The difference between a wetland and a lake and between a natural and man-made wetland.
Desktop tools that support delineating water bodies and riparian habitats.
The field component of this course will provide a hands-on look at key vegetation and soil indicators that can be used to identify aquatic, wetland, riparian and upland habitat. In the field component of the course participants will better understand how to:
Sample vegetation and soil and identify plant species.
Identify a high-water mark based on soil conditions and vegetation indicators.
Identify key, site specific, hydrological processes that might affect water levels.
April 2 and 3 – Banff Room, Derrick Golf & Winter Club, 3500 – 119 Street NW, Edmonton (Registration Deadline: March 26)
Field trip date in June and locations to be finalized
Time: 8:30 a.m. to 5:00 p.m. both days
Please Bring: A laptop on the second day, if possible or there may be someone at each table who could bring one. No specific software is required, just need to connect to WiFi.
Who is Invited: Although these Wetland Delineation Seminars have been designed for the Alberta Land Surveyor’s Association, they are open to anyone with an interest in the process, policies and practice of delineating wetlands. In particular, ALSs, articled students, staff and clients, land surveyors from other jurisdictions, Pro-10 members, are encouraged to attend. Non-ALSA members will have to pay by credit card to register.

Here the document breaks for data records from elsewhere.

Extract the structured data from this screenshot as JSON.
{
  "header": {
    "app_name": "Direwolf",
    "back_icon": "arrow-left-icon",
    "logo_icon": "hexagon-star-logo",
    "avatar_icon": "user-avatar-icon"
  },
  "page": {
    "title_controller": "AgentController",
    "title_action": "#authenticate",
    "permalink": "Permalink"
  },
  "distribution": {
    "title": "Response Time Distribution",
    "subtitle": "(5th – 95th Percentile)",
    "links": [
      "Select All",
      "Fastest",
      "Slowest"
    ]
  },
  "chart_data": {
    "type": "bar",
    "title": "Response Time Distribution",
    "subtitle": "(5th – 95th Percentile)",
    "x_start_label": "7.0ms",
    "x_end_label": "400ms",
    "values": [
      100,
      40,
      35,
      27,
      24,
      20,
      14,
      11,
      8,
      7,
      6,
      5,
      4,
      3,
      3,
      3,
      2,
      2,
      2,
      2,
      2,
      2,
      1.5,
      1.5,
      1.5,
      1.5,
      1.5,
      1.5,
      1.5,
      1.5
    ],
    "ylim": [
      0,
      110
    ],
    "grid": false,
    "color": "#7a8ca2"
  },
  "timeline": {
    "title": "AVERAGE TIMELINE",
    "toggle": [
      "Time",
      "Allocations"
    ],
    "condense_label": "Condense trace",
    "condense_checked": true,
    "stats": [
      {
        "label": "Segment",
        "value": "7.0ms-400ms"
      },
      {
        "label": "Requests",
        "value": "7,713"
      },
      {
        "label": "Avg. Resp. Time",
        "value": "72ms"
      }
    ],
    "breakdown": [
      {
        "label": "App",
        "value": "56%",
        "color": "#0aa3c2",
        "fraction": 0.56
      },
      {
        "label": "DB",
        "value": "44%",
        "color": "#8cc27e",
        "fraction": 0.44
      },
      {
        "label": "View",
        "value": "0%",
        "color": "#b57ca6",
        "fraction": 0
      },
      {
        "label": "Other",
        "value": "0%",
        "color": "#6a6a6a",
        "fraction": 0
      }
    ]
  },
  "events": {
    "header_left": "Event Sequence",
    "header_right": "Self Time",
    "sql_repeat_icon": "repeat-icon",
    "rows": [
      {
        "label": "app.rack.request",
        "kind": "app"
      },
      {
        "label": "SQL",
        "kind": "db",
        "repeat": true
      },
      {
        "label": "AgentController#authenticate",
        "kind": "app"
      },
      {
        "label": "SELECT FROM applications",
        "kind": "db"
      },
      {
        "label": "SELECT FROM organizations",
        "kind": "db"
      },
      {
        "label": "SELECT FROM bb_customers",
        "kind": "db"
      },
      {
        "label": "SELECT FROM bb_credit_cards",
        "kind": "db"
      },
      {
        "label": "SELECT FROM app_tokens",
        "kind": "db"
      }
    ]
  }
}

Cost: $750 + GST (including lunch)
Comments from Past Participants:
“… the wetlands seminar was very well executed and very relevant to legal survey applications. This is an example of the ALSA being proactive on a significant issue. Well worth the $750.”
“Presenters were well prepared and very clear/concise”
“Obvious that they enjoy teaching and have a lot of experience with both beginner and advanced audiences. Very engaging.”
“It was especially great that they picked wetlands that weren’t obvious and not the textbook situation… the type of waterbodies I know get mislabeled or sometimes missed entirely on our surveys.”
“This was an excellent day! A great way to spend time discussing one of the most troubling activities in surveying – identifying correctly natural boundaries of waters and wetlands.”
Presenter: Fiera Biological Consulting
Single and multiple registrations can be completed on the ALSA website under Events. You must be logged into the website to register. Please contact Kerry Barrett at firstname.lastname@example.org if you require assistance.
We are pleased to announce our Wildlife Snow-Tracking for Professionals course in Edmonton, AB, from January 15th to 16th, 2020. Space is limited.
If you are a professional, an aspiring professional, or a keen naturalist, this will be a great course for you. A 50/50 mix of classroom and practical fieldwork will help hold your attention, while laying the foundation for a life-long niche skillset. The course will consist of a day-long classroom session on Wednesday, January 15th, and a day in the field on Thursday, January 16th, 2020.
Ideal for professionals seeking confidence in track identification, this workshop is for anyone interested in learning how to identify wildlife tracks in snow. Suitable for beginners and experts, the course will touch on the kinds of data that can be collected, and the ways data can be used to infer information about individuals and populations, in addition to the core focus: the fundamentals of snow track identification. Over the course of two days, participants will work towards accurate, confident, and efficient identification of similar species.